Legislature(1995 - 1996)

1995-02-27 House Journal

Full Journal pdf

1995-02-27                     House Journal                      Page 0499
HB 206                                                                       
HOUSE BILL NO. 206 by the House Rules Committee by request of                  
the Governor, entitled:                                                        
"An Act relating to the revocation of a minor's license to drive,             
privilege to drive, or privilege to obtain a driver's license for an           
offense involving a controlled substance, possession or                        
consumption of alcohol, or the illegal use or possession of a                  
firearm; and requiring the expulsion or suspension of students                 
possessing deadly weapons."                                                    
was read the first time and referred to the Health, Education & Social         
Services, Transportation and Judiciary Committees.                             
The following fiscal notes apply:                                              
Zero fiscal notes (2), Dept. of Administration, 2/27/95                        
Zero fiscal note, Dept. of Education, 2/27/95                                  
Zero fiscal notes (3), Dept. of Health & Social Services, 2/27/95              
Zero fiscal note, Dept. of Law, 2/27/95                                        
Zero fiscal note, Dept. of Public Safety, 2/27/95                              

1995-02-27                     House Journal                      Page 0500
HB 206                                                                       
The Governor's transmittal letter, dated February 27, 1995, appears            
"Dear Speaker Phillips:                                                        
Under the authority of art. III, sec. 18, of the Alaska Constitution, I am     
transmitting a bill designed to deter juveniles from illegally using or        
possessing guns.                                                               
Our juvenile justice system is trying to deal with the state's ever-           
growing number of delinquents.  The system, however, is already                
operating at capacity.  There are juveniles who know that penalties for        
minor offenses are rarely imposed.  We need to bring home to                   
juveniles in as many ways as possible the message, not only that               
"crime doesn't pay," but that there are consequences for committing            
crimes.  This bill adds two consequences to our existing laws against          
possessing guns on school grounds:  being expelled from school for at          
least one year, and losing the privilege to drive.                             
The possession and use of firearms by juveniles has increased                  
dramatically in recent years.  In 1993, 76 juveniles in Anchorage were         
charged with Misconduct Involving Weapons.  These cases did not              
include violent or drug-related offenses in which a juvenile used or           
possessed a handgun; these cases involved specific weapons offenses.           
In 1994, there were over 100 cases, and the numbers are still going up.        
During the 1992-93 school year, 12 students were caught with guns at           
Anchorage schools.  In the 1993-94 school year, that number rose to            
27.  We need to stop this trend now.                                         
The first key component of the bill puts at risk something almost all          
juveniles care about, the privilege to drive, as a penalty for illegally       
using or possessing a gun.  This provision is contained in section 2,          
and amends the current "use it, lose it" law.  For a first offense, the        
revocation is 90 days; after that it is for a period of up to one year.        
The second key component of the bill is set out in sec. 1.  It requires        
school districts to expel for at least one year any student who brings         

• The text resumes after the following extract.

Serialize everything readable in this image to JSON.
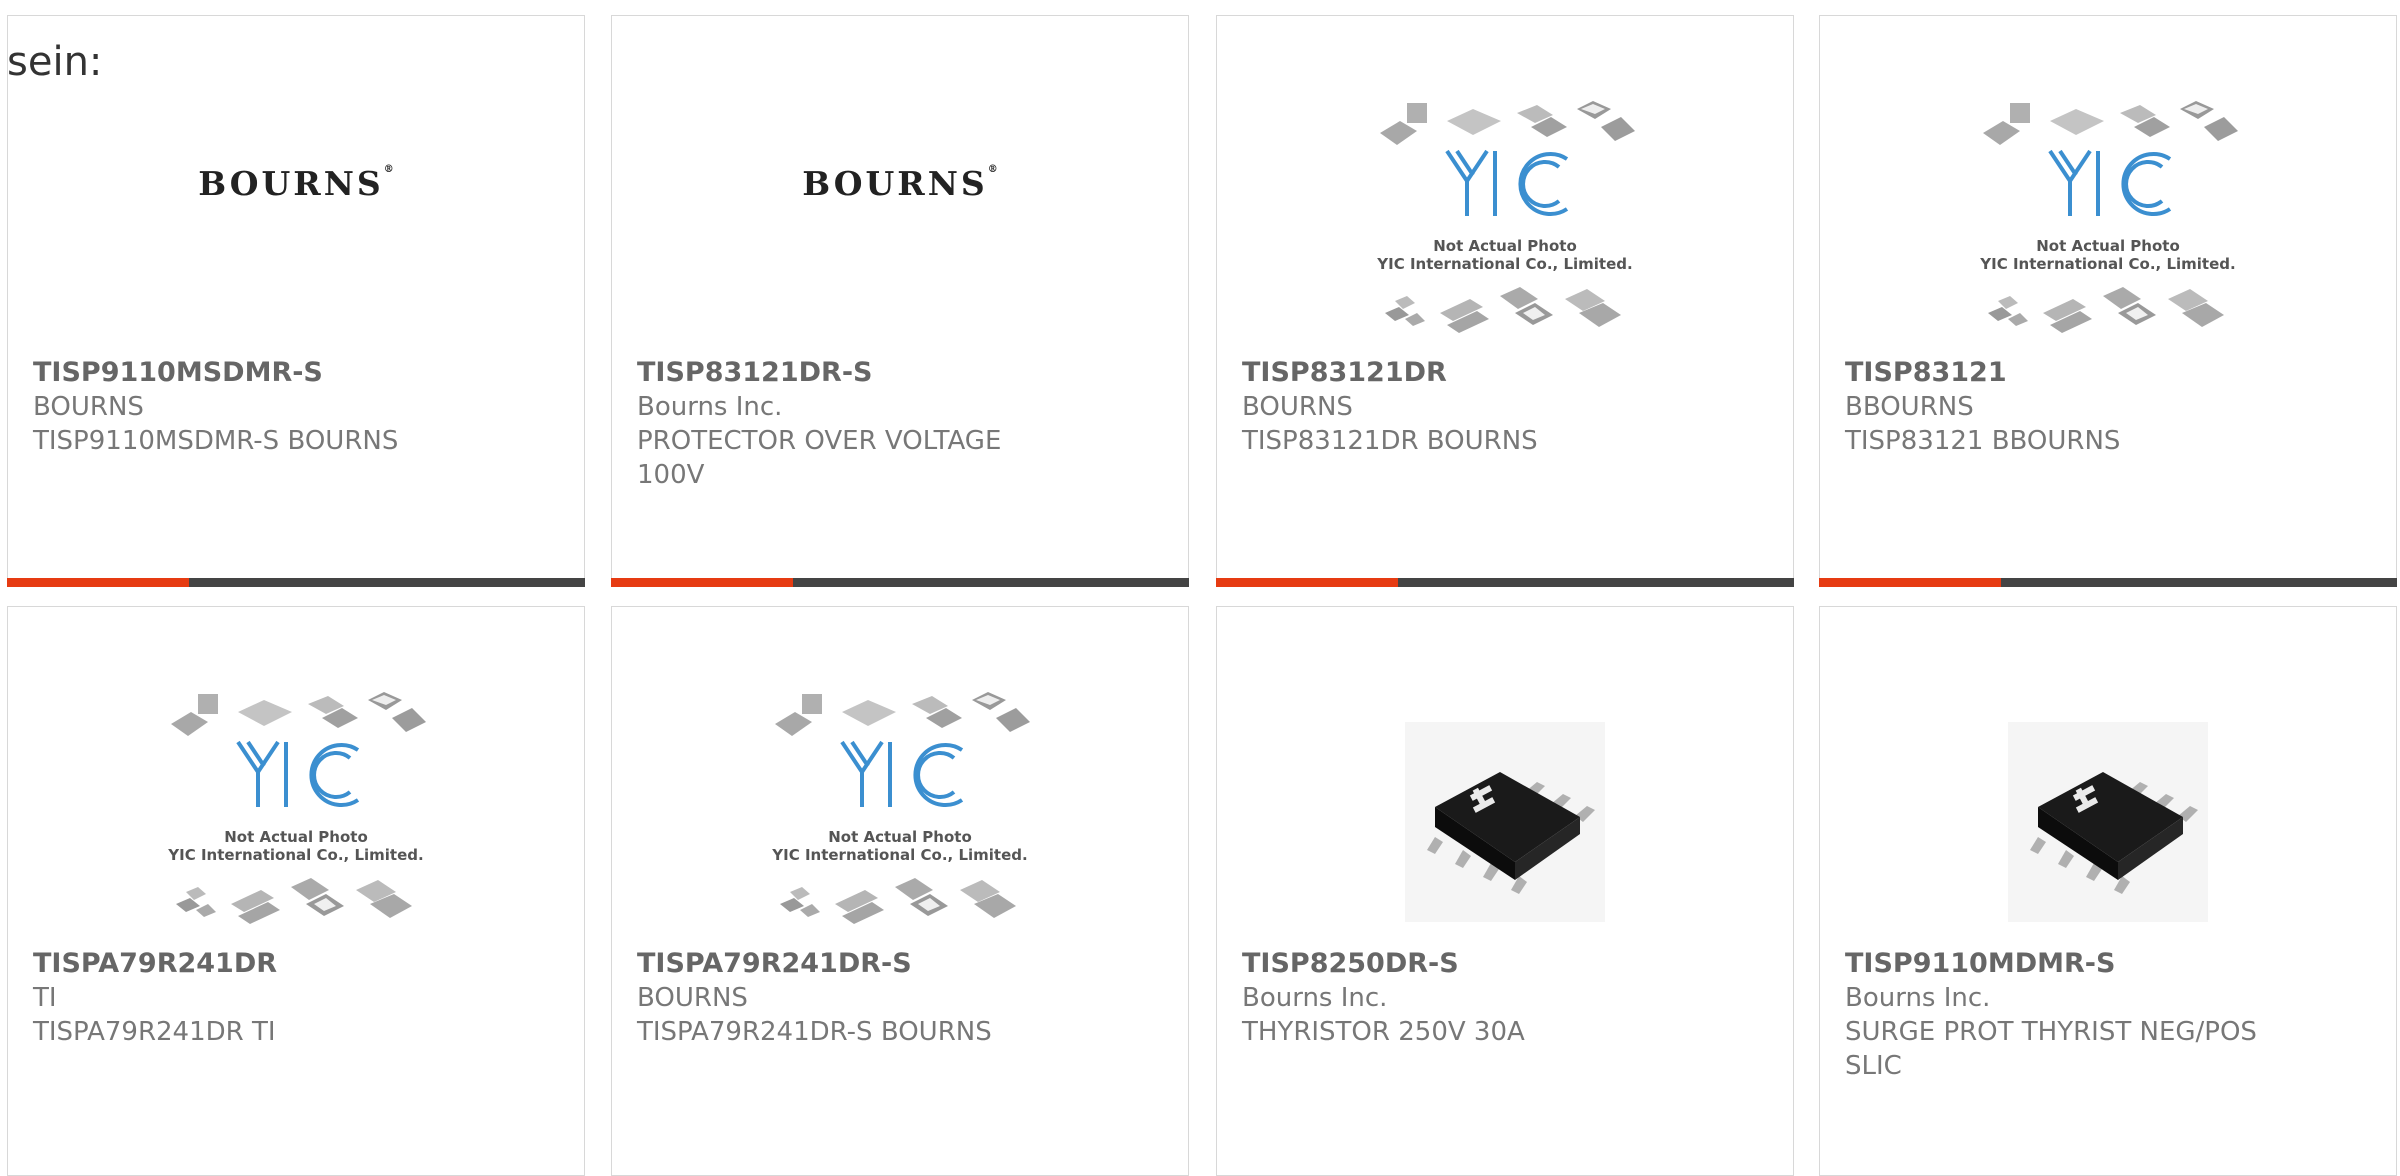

1995-02-27                     House Journal                      Page 0501
HB 206                                                                       
a firearm1 to school.  This provision is mandated by the federal Gun           
Free Schools Act, which requires a state that receives federal money           
under the Elementary and Secondary Education Act to have a                     
provision of this nature in effect by October 20, 1995.  In FY 95, the         
State of Alaska received over $90 million, most of which went directly         
to local school districts, under the Elementary and Secondary                  
Education Act.  This bill will allow Alaska to continue receiving these        
funds in future years.                                                         
I urge your favorable action on this bill.                                     
			Tony Knowles                                                                
1Under 18 U.S.C. 921, "firearm" does not include a rifle that the             
owner intends to use solely for sporting, recreational, or cultural